TASK TO CARRY OUT: Each line from the material with the word "工作文件" in it must be copied.
☆ ☆ ☆ ☆ ☆ ☆ ☆
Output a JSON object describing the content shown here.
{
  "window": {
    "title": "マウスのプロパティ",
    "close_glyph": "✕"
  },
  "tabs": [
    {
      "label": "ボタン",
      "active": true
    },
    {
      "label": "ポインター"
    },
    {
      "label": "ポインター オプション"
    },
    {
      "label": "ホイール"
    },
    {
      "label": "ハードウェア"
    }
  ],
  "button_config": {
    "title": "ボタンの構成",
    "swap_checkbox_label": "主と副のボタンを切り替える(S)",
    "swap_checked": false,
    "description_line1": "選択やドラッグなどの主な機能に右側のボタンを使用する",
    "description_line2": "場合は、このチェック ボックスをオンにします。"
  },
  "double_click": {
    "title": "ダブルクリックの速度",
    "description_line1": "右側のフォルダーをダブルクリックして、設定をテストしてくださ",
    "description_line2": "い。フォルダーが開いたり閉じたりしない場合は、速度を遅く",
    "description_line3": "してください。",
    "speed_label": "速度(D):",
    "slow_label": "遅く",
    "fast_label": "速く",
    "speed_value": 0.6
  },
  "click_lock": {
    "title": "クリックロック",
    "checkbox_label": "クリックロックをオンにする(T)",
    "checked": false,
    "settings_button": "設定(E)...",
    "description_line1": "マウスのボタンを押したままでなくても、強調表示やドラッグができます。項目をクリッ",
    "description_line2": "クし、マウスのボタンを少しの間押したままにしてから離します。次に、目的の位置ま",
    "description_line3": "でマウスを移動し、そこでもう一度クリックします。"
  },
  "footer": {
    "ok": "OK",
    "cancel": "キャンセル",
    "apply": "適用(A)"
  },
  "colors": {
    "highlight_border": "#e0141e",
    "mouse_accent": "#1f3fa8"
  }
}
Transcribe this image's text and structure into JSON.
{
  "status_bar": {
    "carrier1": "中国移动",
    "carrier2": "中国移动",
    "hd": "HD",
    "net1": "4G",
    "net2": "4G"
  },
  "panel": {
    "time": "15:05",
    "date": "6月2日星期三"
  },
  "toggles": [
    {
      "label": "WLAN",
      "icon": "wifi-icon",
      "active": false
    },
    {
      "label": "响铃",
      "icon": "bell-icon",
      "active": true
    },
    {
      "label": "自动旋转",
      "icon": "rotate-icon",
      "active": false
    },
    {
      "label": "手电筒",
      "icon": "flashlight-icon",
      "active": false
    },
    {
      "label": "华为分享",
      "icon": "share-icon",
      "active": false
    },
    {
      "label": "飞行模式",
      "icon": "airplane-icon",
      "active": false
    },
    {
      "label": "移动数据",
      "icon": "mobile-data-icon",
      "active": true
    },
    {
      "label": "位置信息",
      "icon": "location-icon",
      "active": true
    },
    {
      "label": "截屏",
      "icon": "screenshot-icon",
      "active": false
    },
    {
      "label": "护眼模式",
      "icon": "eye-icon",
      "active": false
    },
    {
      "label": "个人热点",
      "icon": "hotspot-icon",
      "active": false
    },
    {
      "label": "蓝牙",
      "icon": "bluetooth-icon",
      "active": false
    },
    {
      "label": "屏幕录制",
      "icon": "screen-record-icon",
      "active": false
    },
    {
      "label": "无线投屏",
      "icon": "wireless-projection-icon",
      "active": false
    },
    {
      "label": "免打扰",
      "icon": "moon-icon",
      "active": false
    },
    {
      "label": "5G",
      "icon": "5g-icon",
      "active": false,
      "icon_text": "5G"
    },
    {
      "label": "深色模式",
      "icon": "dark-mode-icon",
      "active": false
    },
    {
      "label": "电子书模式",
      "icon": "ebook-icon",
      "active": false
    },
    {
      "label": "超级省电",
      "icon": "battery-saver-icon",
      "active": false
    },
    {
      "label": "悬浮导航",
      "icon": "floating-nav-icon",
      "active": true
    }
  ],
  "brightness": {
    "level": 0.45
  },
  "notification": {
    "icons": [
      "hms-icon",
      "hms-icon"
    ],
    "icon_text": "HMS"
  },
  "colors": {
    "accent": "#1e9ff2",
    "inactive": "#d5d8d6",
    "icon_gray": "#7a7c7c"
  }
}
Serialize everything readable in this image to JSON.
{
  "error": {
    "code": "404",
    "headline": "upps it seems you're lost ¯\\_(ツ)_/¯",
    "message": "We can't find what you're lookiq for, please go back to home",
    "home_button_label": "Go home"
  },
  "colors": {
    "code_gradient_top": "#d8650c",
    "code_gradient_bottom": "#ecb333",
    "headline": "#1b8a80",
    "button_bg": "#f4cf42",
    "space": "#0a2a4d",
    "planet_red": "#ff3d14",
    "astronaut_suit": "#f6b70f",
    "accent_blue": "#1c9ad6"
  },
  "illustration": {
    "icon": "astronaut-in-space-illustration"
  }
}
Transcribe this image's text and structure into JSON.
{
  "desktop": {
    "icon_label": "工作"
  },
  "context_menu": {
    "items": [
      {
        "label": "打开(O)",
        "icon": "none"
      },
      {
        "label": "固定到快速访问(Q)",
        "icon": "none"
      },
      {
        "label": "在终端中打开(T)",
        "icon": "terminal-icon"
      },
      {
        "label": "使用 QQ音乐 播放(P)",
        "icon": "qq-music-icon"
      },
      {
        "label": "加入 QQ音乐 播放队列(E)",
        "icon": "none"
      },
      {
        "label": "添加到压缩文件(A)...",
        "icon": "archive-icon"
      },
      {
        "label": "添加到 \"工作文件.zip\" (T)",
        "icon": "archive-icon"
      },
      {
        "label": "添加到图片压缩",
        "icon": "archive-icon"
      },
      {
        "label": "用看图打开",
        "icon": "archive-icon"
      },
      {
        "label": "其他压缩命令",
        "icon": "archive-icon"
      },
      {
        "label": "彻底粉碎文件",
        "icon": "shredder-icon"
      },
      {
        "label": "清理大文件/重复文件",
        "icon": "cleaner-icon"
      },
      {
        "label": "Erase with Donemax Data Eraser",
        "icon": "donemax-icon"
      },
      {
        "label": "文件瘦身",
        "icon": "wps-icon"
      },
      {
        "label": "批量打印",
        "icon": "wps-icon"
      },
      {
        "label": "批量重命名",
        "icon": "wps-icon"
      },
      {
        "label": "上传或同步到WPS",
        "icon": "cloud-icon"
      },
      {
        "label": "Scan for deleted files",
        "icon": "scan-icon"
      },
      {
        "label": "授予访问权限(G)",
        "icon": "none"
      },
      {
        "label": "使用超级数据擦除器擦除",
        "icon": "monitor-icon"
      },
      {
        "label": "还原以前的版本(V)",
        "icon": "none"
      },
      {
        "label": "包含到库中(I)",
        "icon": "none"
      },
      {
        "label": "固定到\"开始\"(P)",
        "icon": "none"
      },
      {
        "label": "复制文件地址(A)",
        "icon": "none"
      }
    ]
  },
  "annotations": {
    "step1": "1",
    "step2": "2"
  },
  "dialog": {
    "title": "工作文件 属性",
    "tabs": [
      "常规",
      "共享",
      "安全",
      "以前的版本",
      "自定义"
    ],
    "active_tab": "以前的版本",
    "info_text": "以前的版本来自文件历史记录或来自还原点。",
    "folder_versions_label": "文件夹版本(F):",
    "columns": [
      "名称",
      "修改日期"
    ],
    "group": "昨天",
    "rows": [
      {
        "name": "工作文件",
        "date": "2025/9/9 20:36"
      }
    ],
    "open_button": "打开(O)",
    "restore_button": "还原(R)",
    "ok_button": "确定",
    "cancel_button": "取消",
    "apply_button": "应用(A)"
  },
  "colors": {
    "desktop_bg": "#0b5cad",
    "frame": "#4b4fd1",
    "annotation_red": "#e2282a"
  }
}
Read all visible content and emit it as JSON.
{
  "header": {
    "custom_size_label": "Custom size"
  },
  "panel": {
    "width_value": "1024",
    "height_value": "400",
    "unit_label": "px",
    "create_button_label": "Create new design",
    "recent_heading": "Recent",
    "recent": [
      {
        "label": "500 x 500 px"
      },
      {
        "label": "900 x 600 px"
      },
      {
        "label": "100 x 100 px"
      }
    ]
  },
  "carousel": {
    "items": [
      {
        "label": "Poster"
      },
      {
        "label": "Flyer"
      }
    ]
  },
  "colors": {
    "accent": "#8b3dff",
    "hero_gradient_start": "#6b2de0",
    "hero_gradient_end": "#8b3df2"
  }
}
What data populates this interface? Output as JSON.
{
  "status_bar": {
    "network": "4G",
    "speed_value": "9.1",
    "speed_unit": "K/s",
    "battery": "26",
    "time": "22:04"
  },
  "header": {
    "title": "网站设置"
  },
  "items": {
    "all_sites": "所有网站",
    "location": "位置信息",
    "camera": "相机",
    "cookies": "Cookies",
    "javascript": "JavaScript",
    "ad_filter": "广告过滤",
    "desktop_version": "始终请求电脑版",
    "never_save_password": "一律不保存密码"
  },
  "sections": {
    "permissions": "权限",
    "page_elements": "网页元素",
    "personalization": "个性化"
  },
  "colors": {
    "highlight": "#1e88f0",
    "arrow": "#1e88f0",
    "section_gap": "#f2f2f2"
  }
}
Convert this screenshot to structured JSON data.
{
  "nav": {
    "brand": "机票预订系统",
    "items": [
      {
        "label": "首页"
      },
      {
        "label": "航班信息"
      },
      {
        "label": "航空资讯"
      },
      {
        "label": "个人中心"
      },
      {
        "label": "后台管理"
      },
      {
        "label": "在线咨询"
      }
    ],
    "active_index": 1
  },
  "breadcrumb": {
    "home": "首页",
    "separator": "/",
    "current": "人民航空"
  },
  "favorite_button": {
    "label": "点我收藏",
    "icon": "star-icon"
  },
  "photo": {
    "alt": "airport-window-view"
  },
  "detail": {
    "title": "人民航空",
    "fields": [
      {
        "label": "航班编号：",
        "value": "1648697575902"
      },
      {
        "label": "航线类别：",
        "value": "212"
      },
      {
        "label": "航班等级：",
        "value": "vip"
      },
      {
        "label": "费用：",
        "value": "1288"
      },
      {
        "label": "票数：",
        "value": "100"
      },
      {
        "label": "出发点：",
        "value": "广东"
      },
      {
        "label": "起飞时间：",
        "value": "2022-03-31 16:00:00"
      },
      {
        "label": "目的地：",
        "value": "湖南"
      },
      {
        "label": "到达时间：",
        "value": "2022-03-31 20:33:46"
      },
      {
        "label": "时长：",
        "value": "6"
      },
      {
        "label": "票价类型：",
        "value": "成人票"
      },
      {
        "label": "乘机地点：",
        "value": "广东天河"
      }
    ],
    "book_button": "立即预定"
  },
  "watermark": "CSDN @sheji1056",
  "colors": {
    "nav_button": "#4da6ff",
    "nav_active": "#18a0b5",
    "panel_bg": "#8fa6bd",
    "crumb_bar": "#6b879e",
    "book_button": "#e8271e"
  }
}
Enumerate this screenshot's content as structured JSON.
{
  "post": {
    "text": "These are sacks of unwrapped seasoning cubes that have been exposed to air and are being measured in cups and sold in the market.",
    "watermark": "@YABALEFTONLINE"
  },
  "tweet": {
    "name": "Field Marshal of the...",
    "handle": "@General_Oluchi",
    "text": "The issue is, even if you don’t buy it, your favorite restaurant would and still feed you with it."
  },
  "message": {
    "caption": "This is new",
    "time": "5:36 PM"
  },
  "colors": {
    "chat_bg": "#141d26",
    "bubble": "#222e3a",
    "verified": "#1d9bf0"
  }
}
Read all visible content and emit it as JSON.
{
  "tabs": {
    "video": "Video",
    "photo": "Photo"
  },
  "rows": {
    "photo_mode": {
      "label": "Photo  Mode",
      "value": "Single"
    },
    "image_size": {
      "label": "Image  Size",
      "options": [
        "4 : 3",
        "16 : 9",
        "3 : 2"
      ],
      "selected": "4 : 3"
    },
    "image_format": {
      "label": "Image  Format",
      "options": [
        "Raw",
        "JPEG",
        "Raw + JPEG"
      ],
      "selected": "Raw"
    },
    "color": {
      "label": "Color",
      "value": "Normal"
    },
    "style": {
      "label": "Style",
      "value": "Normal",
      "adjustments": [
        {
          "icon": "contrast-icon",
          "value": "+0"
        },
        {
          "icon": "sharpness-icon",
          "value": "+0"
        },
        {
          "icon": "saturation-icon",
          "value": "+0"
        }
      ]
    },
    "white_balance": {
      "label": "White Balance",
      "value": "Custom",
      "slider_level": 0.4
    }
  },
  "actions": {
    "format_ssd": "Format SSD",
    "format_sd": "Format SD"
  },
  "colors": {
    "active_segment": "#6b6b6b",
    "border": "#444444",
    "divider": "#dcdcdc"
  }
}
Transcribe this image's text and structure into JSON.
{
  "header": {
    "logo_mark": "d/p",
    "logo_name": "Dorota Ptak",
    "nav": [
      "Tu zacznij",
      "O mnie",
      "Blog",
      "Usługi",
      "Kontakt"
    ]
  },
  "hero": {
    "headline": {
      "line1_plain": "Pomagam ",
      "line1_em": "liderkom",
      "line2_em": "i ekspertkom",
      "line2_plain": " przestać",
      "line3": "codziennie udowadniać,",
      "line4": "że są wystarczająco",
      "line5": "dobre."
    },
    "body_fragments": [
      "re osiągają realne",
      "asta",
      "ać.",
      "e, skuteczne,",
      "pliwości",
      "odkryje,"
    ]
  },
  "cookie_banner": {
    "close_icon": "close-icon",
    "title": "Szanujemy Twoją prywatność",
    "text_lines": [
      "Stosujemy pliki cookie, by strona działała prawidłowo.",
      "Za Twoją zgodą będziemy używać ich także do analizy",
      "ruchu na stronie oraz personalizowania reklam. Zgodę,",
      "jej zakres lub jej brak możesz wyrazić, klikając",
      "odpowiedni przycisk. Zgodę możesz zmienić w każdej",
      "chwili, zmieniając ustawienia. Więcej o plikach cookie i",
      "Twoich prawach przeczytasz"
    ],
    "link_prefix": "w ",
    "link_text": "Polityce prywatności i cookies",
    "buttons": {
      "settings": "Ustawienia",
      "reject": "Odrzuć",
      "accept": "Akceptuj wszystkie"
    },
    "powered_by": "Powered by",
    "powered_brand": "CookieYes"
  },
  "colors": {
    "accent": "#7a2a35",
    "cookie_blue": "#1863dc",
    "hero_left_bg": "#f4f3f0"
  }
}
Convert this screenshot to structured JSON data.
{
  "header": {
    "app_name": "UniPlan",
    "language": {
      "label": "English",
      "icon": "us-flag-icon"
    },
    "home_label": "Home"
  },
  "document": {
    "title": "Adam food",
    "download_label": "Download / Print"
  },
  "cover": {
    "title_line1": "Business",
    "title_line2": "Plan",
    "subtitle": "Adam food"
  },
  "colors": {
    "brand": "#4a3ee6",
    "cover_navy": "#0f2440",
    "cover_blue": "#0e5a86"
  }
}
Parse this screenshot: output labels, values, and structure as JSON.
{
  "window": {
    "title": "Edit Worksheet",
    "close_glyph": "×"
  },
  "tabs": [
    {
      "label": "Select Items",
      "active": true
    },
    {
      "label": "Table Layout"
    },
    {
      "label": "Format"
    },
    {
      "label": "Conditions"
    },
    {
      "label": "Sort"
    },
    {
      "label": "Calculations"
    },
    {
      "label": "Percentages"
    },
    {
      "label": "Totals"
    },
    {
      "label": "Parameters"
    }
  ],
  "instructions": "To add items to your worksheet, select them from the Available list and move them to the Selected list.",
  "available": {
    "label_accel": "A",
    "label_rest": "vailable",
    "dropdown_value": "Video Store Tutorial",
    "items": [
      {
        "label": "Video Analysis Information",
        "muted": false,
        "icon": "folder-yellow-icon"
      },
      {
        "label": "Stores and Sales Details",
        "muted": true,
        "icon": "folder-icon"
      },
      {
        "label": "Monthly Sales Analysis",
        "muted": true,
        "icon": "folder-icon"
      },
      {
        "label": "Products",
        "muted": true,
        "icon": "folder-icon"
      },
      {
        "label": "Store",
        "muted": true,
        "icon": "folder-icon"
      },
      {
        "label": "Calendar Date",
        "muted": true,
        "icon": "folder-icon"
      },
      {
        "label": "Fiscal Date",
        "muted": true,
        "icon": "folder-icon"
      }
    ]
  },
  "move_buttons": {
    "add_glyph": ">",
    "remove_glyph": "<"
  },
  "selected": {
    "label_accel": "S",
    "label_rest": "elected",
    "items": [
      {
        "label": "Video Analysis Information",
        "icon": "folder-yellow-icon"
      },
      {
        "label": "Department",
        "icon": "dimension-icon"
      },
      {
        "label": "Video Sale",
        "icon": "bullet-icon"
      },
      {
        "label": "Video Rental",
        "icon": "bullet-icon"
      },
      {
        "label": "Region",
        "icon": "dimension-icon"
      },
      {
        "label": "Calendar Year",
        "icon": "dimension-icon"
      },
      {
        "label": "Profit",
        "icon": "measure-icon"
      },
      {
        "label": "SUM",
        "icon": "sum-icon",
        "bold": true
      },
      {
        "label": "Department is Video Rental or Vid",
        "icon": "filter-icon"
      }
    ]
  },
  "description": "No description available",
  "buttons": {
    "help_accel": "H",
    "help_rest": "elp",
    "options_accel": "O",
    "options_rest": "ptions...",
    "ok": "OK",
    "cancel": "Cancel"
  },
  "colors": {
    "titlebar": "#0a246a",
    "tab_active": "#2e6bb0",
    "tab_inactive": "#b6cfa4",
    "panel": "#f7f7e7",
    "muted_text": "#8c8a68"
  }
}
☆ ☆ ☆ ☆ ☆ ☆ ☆
RESPONSE AREA:
        "label": "添加到 \"工作文件.zip\" (T)",
    "title": "工作文件 属性",
        "name": "工作文件",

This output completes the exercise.